How can you support the bond as a state employee? Or as a PTO president?
There are a few rules and regulations that govern how state employees can advocate for political issues and what is and isn’t permitted on school property. Here’s a quick primer to make sure your advocacy follows all the recommendations.
For Public School Employees
Teachers, school staff, and administration are generally held to similar rules regarding their advocacy for political positions. There is a difference between informing voters and asking them to vote for the bond. Here’s what public school employees can do:
- Wear clothing or stickers/buttons on their clothing advocating for the 2020 Education Bond
- Place “Vote YES” bumper stickers, magnets, etc. on their personal vehicle, even when it’s parked in a school parking lot
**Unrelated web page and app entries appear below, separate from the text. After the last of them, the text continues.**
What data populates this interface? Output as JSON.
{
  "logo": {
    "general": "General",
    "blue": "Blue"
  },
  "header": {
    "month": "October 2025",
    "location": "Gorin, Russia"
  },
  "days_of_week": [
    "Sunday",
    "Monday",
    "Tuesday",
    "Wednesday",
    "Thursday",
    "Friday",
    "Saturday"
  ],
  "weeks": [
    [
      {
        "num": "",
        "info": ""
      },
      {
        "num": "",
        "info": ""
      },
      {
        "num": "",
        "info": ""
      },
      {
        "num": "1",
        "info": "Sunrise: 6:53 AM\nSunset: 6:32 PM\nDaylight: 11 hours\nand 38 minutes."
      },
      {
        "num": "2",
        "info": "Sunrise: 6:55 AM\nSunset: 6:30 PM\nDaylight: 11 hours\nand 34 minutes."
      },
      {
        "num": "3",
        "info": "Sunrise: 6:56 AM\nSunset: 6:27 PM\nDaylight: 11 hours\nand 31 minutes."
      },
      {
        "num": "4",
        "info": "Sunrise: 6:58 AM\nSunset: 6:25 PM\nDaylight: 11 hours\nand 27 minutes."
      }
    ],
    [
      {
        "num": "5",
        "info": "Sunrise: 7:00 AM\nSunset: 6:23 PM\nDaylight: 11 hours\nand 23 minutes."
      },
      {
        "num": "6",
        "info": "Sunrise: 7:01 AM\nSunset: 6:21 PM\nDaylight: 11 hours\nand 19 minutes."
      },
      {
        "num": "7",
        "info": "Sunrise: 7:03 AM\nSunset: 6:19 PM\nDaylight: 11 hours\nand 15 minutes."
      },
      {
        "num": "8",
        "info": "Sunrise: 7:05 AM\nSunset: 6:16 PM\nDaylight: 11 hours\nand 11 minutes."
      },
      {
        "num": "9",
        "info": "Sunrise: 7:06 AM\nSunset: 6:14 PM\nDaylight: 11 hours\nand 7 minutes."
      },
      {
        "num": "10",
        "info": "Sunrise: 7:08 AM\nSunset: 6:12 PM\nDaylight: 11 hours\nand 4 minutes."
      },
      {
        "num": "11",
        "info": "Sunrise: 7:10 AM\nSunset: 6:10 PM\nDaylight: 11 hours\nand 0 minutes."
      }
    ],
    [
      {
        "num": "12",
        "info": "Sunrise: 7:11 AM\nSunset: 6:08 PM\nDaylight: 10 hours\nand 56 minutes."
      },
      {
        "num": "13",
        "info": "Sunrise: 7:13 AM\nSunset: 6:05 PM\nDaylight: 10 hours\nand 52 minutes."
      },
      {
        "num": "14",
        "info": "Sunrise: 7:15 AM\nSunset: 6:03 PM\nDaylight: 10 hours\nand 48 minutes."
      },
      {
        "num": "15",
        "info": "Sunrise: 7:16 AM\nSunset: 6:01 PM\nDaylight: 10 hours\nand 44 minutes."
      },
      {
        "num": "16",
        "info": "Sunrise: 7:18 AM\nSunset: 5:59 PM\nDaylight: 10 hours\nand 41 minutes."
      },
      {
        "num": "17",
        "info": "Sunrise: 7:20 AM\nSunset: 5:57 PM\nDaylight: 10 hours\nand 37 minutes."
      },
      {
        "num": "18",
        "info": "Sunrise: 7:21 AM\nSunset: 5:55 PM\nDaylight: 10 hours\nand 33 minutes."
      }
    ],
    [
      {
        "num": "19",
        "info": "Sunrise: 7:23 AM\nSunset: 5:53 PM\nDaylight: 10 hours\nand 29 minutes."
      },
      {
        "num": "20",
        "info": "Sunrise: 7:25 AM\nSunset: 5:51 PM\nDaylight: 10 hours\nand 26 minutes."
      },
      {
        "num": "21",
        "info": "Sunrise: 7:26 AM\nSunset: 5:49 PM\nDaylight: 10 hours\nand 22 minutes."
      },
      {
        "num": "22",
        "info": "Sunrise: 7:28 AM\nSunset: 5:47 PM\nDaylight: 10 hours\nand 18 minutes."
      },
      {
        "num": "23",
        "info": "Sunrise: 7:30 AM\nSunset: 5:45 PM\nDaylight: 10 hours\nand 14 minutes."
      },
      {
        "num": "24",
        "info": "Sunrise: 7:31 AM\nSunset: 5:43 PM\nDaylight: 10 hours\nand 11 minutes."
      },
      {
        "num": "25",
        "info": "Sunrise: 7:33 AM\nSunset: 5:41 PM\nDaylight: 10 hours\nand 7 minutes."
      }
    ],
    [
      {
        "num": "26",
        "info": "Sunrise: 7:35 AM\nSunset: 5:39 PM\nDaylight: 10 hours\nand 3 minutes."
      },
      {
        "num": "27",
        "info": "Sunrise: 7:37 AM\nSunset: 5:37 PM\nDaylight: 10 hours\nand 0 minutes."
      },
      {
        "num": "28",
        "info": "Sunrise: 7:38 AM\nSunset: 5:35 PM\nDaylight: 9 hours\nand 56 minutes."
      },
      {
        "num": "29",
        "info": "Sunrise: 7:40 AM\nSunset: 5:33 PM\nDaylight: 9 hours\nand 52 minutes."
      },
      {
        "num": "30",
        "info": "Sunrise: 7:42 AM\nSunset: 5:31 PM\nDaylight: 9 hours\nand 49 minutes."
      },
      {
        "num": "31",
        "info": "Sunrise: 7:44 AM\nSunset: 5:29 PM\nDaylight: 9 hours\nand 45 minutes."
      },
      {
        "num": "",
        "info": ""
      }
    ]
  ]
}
- Display a “Vote YES” yard sign at their personal residence
- Advocate for the bond as an individual at community events, non-school club meetings, etc.
- Attend political events, speak personally in favor of the 2020 bond, or distribute literature when off duty
- Distribute non-advocacy information–only materials about the bond at any time
- Volunteer to help high school students of age register to vote
- Lead a curriculum or subject-appropriate discussion around the bond referendum–as long as the educator does not take a position.
And here’s what public school employees cannot do:
- Generally, any “Vote YES” advocacy cannot take place on campus during normal working hours or whenever the employee is on-duty functioning as a teacher, staff member, or administrator
- A teacher or staff member cannot state a pro-bond position as a representative of his or her employer
- Use a work-related or work-issued resources, like copy machines, computers, etc. to advocate for the 2020 bond or produce advocacy materials
- Educators may use work-issued email to discuss political matters, but such email would be considered part of the public record
- Require students or other staff members to perform advocacy work
For PTO and Parent Volunteers
Parents are given more leeway for their advocacy, but there are still a few lines that cannot be crossed. Here’s what parents can do in support of the bond referendum:
- Speak in favor of the bond and distribute “Vote YES” literature, signage, etc. at PTO or after school meetings
- Distribute “Vote YES” information to parents in the car-rider line
- Wear “Vote YES” t-shirts, stickers, etc. on campus as a volunteer, affix “Vote YES” stickers or magnets to personal vehicles, etc.
And here’s what PTO and parent volunteers cannot do:
- Distribute “Vote YES” information or literature to students during the school day
- Use school resources (copy paper, computers, etc.) to advocate for the bond referendum